Worship is not about being entertained, nor should we worry about our worship being “relevant”. Worship, if it be true worship, must give us a glimpse of eternity, and of the divine. Our worship can not truly be worship unless it be focused on God.
Our worship “in Spirit and Truth” asks that we “lay aside all earthly cares”. But, how can this take place if we engage in forms of worship that change with the decisions made by local “worship leaders”, who are constantly attempting to make worship “relevant” to the tastes of an ever changing group of church members, flowing in and out of their “mega churches”.
Our Orthodox faith calls us to transform our fallen human existence by bringing it into the very presence of God Himself. He has called us into His Kingdom, not ours. God is calling us to that place where He is, rather than “where we are”, or where we would like Him to be.

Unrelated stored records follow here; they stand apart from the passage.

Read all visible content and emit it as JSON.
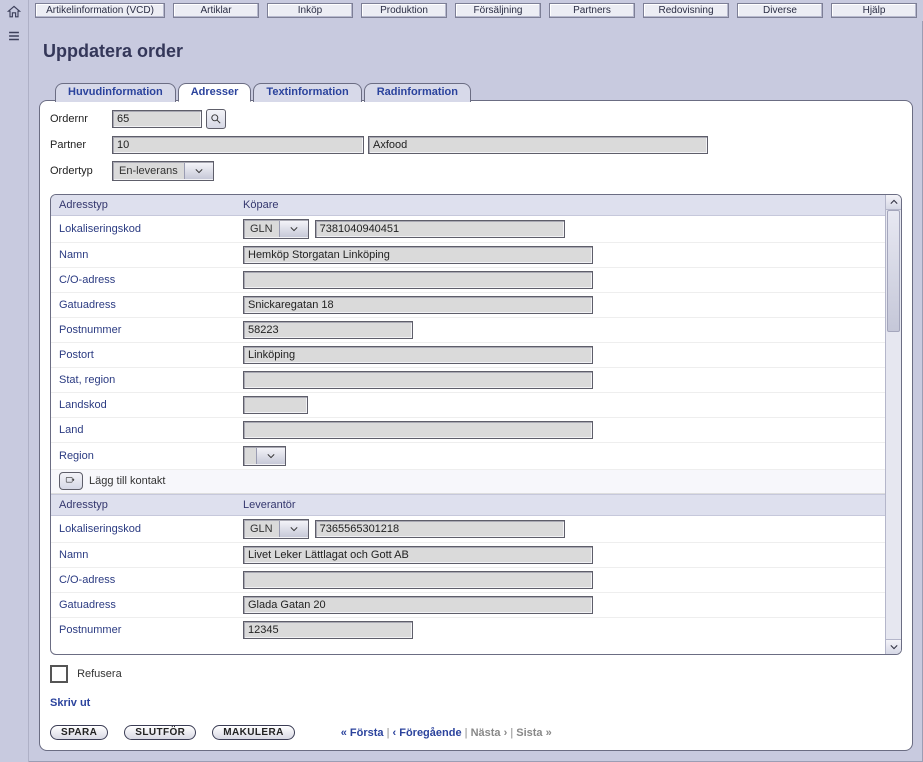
{
  "menubar": [
    "Artikelinformation (VCD)",
    "Artiklar",
    "Inköp",
    "Produktion",
    "Försäljning",
    "Partners",
    "Redovisning",
    "Diverse",
    "Hjälp"
  ],
  "page_title": "Uppdatera order",
  "tabs": [
    "Huvudinformation",
    "Adresser",
    "Textinformation",
    "Radinformation"
  ],
  "active_tab_index": 1,
  "order": {
    "ordernr_label": "Ordernr",
    "ordernr": "65",
    "partner_label": "Partner",
    "partner_id": "10",
    "partner_name": "Axfood",
    "ordertyp_label": "Ordertyp",
    "ordertyp": "En-leverans"
  },
  "section_head": {
    "label": "Adresstyp"
  },
  "buyer": {
    "title": "Köpare",
    "fields": {
      "lokkod_label": "Lokaliseringskod",
      "lokkod_type": "GLN",
      "lokkod_value": "7381040940451",
      "namn_label": "Namn",
      "namn": "Hemköp Storgatan Linköping",
      "co_label": "C/O-adress",
      "co": "",
      "gata_label": "Gatuadress",
      "gata": "Snickaregatan 18",
      "postnr_label": "Postnummer",
      "postnr": "58223",
      "postort_label": "Postort",
      "postort": "Linköping",
      "stat_label": "Stat, region",
      "stat": "",
      "landskod_label": "Landskod",
      "landskod": "",
      "land_label": "Land",
      "land": "",
      "region_label": "Region",
      "region": ""
    }
  },
  "add_contact_label": "Lägg till kontakt",
  "supplier": {
    "title": "Leverantör",
    "fields": {
      "lokkod_label": "Lokaliseringskod",
      "lokkod_type": "GLN",
      "lokkod_value": "7365565301218",
      "namn_label": "Namn",
      "namn": "Livet Leker Lättlagat och Gott AB",
      "co_label": "C/O-adress",
      "co": "",
      "gata_label": "Gatuadress",
      "gata": "Glada Gatan 20",
      "postnr_label": "Postnummer",
      "postnr": "12345"
    }
  },
  "footer": {
    "refusera_label": "Refusera",
    "print_label": "Skriv ut",
    "spara": "SPARA",
    "slutfor": "SLUTFÖR",
    "makulera": "MAKULERA",
    "pager": {
      "first": "« Första",
      "prev": "‹ Föregående",
      "next": "Nästa ›",
      "last": "Sista »"
    }
  }
}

Our form of worship must reflect the fullness of Truth as preserved and proclaimed by the Ancient Orthodox Catholic Church. It is worship centered in the Divine Liturgy that becomes the essential act of worship and thanksgiving. This is the only form of worship that has the ability to usher us into heavenly worship, uniting us to the Church Triumphant, and joining us to the ongoing Heavenly Banquet.

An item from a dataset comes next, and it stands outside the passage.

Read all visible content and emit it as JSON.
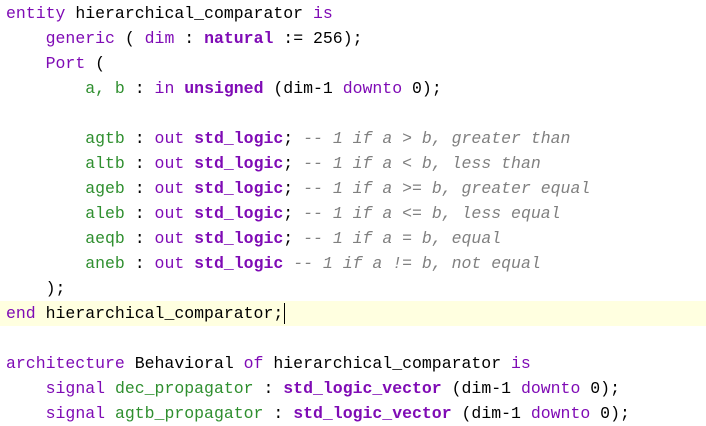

With love in Christ,
Wednesday September 4, 2019 / August 22, 201912th Week after Pentecost. Tone two.Fast. By Monastic Charter: Strict Fast (Bread, Vegetables, Fruits)
Martyr Agathonicus of Nicomedia and his companions: Martyrs Zoticus, Theoprepius, Acindynus, Severian, Zeno, and others, who suffered under Maximian (4th c.).

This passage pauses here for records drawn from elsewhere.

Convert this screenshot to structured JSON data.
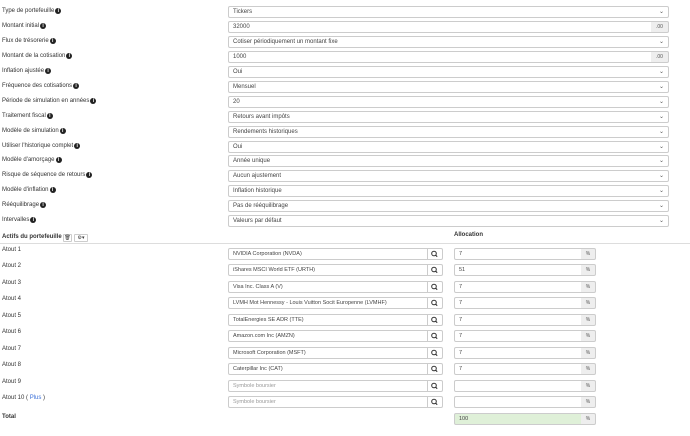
{
  "settings": [
    {
      "label": "Type de portefeuille",
      "value": "Tickers",
      "kind": "select"
    },
    {
      "label": "Montant initial",
      "value": "32000",
      "kind": "input",
      "addon": ".00"
    },
    {
      "label": "Flux de trésorerie",
      "value": "Cotiser périodiquement un montant fixe",
      "kind": "select"
    },
    {
      "label": "Montant de la cotisation",
      "value": "1000",
      "kind": "input",
      "addon": ".00"
    },
    {
      "label": "Inflation ajustée",
      "value": "Oui",
      "kind": "select"
    },
    {
      "label": "Fréquence des cotisations",
      "value": "Mensuel",
      "kind": "select"
    },
    {
      "label": "Période de simulation en années",
      "value": "20",
      "kind": "select"
    },
    {
      "label": "Traitement fiscal",
      "value": "Retours avant impôts",
      "kind": "select"
    },
    {
      "label": "Modèle de simulation",
      "value": "Rendements historiques",
      "kind": "select"
    },
    {
      "label": "Utiliser l'historique complet",
      "value": "Oui",
      "kind": "select"
    },
    {
      "label": "Modèle d'amorçage",
      "value": "Année unique",
      "kind": "select"
    },
    {
      "label": "Risque de séquence de retours",
      "value": "Aucun ajustement",
      "kind": "select"
    },
    {
      "label": "Modèle d'inflation",
      "value": "Inflation historique",
      "kind": "select"
    },
    {
      "label": "Rééquilibrage",
      "value": "Pas de rééquilibrage",
      "kind": "select"
    },
    {
      "label": "Intervalles",
      "value": "Valeurs par défaut",
      "kind": "select"
    }
  ],
  "section": {
    "title": "Actifs du portefeuille",
    "allocation_header": "Allocation",
    "trash_btn": "🗑",
    "gear_btn": "⚙▾"
  },
  "assets": [
    {
      "label": "Atout 1",
      "ticker": "NVIDIA Corporation (NVDA)",
      "alloc": "7"
    },
    {
      "label": "Atout 2",
      "ticker": "iShares MSCI World ETF (URTH)",
      "alloc": "51"
    },
    {
      "label": "Atout 3",
      "ticker": "Visa Inc. Class A (V)",
      "alloc": "7"
    },
    {
      "label": "Atout 4",
      "ticker": "LVMH Mot Hennessy - Louis Vuitton Socit Europenne (LVMHF)",
      "alloc": "7"
    },
    {
      "label": "Atout 5",
      "ticker": "TotalEnergies SE ADR (TTE)",
      "alloc": "7"
    },
    {
      "label": "Atout 6",
      "ticker": "Amazon.com Inc (AMZN)",
      "alloc": "7"
    },
    {
      "label": "Atout 7",
      "ticker": "Microsoft Corporation (MSFT)",
      "alloc": "7"
    },
    {
      "label": "Atout 8",
      "ticker": "Caterpillar Inc (CAT)",
      "alloc": "7"
    },
    {
      "label": "Atout 9",
      "ticker": "",
      "alloc": ""
    },
    {
      "label": "Atout 10",
      "ticker": "",
      "alloc": ""
    }
  ],
  "plus_label": "Plus",
  "ticker_placeholder": "Symbole boursier",
  "percent_sign": "%",
  "total": {
    "label": "Total",
    "value": "100",
    "color": "#dff0d8"
  },
  "icons": {
    "info": "info-icon",
    "search": "search-icon",
    "chevron": "chevron-down-icon"
  }
}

Martyr Gorazd of Prague, Bohemia and Moravo-Cilezsk (1942).
Venerable Isaac I (Antimonov, the “Elder”) of Optina (1894).
New Hieromartyrs Macarius bishop of Orlov, John and Alexis priests (1918).
New Hieromartyrs Theodore bishop of Penza and with him Basil and Gabriel priests (1937).
New Hieromartyrs John bishop of Velikoluk, Alexis archbishop of Omsk, Alexander, Michael and Theodore priests, Hieromartyr Hilarion, John and Hierotheus (1937).
Hieromartyr Athanasius (270-275), bishop of Tarsus in Cilicia, Venerable Anthusa of Syria (298) and Martyrs Charesimus and Neophytus (270-275).
Virgin-martyr Eulalia of Barcelona (303).
Iveron Icon of the Most Holy Theotokos at the Monastery of St. Alexis of Moscow (1650).
Venerable Bogolep of St. Paisius of Uglich Monastery (16th c.).
St. Symphorian of Autun (2nd-3rd c.) (Celtic & British).
Venerable Sigfrid, abbot of Wearmouth (England) (688) (Celtic & British).
New Hieromartyr Andrew (Ukhtomsky), bishop of Ufa (1937).
Martyrs Irenaeus, Deakon, Or, and Oropsus (Greek).
The Scripture Readings
2 Corinthians 6:11-16
11 O Corinthians! We have spoken openly to you, our heart is wide open. 12 You are not restricted by us, but you are restricted by your own affections. 13 Now in return for the same (I speak as to children), you also be open.
14 Do not be unequally yoked together with unbelievers. For what fellowship has righteousness with lawlessness? And what communion has light with darkness? 15 And what accord has Christ with Belial? Or what part has a believer with an unbeliever? 16 And what agreement has the temple of God with idols? For you are the temple of the living God. As God has said:
“I will dwell in them
And walk among them.
I will be their God,
And they shall be My people.”
23 Now there was a man in their synagogue with an unclean spirit. And he cried out, 24 saying, “Let us alone! What have we to do with You, Jesus of Nazareth? Did You come to destroy us? I know who You are—the Holy One of God!”
25 But Jesus rebuked him, saying, “Be quiet, and come out of him!” 26 And when the unclean spirit had convulsed him and cried out with a loud voice, he came out of him. 27 Then they were all amazed, so that they questioned among themselves, saying, “What is this? What new doctrine is this? For with authority He commands even the unclean spirits, and they obey Him.” 28 And immediately His fame spread throughout all the region around Galilee.